Read more: Coronavirus: how long does it take to get sick? How infectious is it? Will you always have a fever? COVID-19 basics explained

During the pandemic, Lifeblood has introduced new rules to protect the safety of staff, donors and patients, in line with recent recommendations from the World Health Organisation:

  • anyone who has returned from overseas is unable to donate for 28 days after their return

  • people who have been in close contact with a confirmed case of COVID-19 will have to wait 28 days before donating

  • people who have been confirmed as having COVID-19 will not be able to donate until they are cleared by their doctor plus undergo an additional recovery period.

  • people with mild cold-like symptoms will be unable to donate until they are fully recovered.

Am I allowed to travel to a donor centre, and is it safe?

As many states in Australia have limited non-essential activities, it’s important to understand blood and plasma donation is vital, and travel and venue restrictions don’t prevent people from giving blood.

Donor centres are strictly regulated spaces, monitored regularly by the Therapeutic Goods Administration. There’s a specific code that sets out requirements for staff, premises, collection procedures, quality control and testing, among other things.

Staff adhere to strict sanitation protocols including wearing gloves, wiping down surfaces after every donation and using single use sterile collection kits for every donation.

In addition to the usual hygiene practices and new restrictions to who can donate, Lifeblood is implementing further measures to help protect donors and staff, including:

  • increased disinfecting of frequently used items

  • providing additional hand sanitiser for donors to use

  • additional daily disinfection of all areas in our centres including the donation floor, refreshment areas, reception and more

  • restricting non-donating visitors to our centres (so only staff and donors are allowed in)

  • providing public health information consistent with the latest official coronavirus advice in every centre

  • implementing social distancing in our centres wherever possible, ensuring all donors are at least 1.5 metres away from all other donors.

Read more: Australia’s ethnic face is changing, and so are our blood types

We’re appealing to anyone who has an appointment booked and who feels well to keep it.

If you’re a blood donor and haven’t made your next appointment, you can help by booking one in the next few weeks.

If you’re a blood donor who gave more than month ago, you may be able to donate plasma now.

And if you’ve never donated before, now is a great time to become a donor and help us maintain the nation’s blood supplies.

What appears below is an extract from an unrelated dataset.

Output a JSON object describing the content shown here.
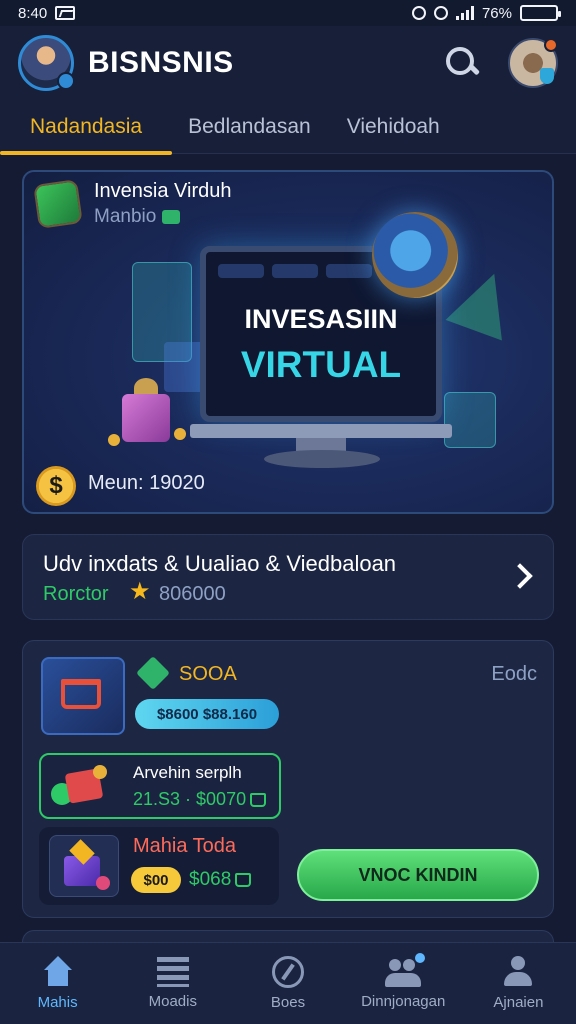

This article is republished from The Conversation under a Creative Commons license. Read the original article.


Prof David Irving

Director of Research and Development at Australian Red Cross Lifeblood

Background and research interests : With formal training in biochemistry, cell and molecular biology and management, David has over 25 years’ experience in the biomedical and life sciences. His early research interests were focussed in the field of molecular approaches to parasite vaccine development, in particular malaria vaccine development. He held postdoctoral positions at the Rockefeller University, New York, and CSIRO, Sydney and has an MSc and PhD from the Australian National University and a Graduate Certificate of Management (Technology Management) from Deakin University. He is also a Graduate of the Australian Institute of Company Directors. David was the inaugural CEO of the Diabetes Vaccine Development Centre (DVDC) and held executive management positions with Biotech Australia Pty Limited, Sydney and its successor companies.